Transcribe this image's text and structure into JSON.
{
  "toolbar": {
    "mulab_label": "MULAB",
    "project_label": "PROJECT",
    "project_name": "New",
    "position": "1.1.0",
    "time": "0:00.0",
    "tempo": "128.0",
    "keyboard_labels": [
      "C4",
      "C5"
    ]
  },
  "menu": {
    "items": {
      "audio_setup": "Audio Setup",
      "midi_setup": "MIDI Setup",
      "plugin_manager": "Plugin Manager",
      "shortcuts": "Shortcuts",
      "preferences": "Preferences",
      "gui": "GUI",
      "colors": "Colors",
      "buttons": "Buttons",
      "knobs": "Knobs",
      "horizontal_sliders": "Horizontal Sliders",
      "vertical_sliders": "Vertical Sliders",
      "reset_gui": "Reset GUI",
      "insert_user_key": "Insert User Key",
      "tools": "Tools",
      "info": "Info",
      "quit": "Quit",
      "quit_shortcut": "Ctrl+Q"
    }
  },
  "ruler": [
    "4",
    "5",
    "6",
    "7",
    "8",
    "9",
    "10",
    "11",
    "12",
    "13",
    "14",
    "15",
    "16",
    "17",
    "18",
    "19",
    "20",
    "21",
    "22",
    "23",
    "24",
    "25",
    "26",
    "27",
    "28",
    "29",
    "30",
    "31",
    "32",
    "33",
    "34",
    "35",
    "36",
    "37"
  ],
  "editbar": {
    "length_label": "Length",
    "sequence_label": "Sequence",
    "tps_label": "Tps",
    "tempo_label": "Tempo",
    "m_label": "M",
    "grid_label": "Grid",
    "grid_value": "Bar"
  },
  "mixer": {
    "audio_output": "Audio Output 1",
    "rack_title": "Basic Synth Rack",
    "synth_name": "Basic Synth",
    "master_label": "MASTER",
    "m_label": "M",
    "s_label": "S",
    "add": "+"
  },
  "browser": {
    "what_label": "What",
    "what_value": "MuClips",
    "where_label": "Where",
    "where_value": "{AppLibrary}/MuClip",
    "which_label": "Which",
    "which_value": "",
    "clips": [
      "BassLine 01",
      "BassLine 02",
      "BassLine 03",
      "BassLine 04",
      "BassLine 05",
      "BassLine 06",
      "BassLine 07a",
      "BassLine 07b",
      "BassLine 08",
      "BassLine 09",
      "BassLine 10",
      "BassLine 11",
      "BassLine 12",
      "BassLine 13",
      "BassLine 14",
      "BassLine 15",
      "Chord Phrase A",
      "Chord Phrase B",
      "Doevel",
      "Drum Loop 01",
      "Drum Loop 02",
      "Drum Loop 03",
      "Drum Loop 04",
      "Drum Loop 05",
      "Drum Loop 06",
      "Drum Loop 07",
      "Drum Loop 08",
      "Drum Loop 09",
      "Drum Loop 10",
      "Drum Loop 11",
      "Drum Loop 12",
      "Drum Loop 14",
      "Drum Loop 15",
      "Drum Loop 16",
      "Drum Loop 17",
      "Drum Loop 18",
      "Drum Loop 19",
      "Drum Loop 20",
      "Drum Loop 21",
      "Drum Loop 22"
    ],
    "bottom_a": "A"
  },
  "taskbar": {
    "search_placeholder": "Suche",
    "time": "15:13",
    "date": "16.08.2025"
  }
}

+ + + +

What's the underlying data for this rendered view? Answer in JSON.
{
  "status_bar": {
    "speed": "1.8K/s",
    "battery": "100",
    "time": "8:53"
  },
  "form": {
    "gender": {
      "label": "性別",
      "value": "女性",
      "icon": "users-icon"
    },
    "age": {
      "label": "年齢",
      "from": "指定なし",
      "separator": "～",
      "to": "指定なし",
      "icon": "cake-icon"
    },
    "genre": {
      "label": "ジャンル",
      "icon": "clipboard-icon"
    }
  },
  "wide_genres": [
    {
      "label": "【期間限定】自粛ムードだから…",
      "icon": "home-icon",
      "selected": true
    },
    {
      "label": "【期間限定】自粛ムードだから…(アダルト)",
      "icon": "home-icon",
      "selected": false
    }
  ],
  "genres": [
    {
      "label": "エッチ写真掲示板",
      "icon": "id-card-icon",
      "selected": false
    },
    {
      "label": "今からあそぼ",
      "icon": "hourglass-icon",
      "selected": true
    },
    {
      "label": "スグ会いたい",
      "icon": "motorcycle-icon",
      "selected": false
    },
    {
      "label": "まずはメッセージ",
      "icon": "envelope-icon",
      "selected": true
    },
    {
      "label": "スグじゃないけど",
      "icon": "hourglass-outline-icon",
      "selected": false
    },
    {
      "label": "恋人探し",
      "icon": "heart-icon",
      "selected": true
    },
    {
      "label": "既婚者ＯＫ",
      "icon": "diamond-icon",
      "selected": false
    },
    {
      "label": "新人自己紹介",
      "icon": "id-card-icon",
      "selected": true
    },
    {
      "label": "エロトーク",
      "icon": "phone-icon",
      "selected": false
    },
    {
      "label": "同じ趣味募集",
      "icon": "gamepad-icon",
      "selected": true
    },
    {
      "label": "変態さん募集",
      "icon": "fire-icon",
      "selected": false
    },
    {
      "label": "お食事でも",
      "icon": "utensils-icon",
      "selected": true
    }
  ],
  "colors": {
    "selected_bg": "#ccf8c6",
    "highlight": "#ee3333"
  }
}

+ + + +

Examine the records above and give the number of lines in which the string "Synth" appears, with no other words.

> [Solution to this task]
2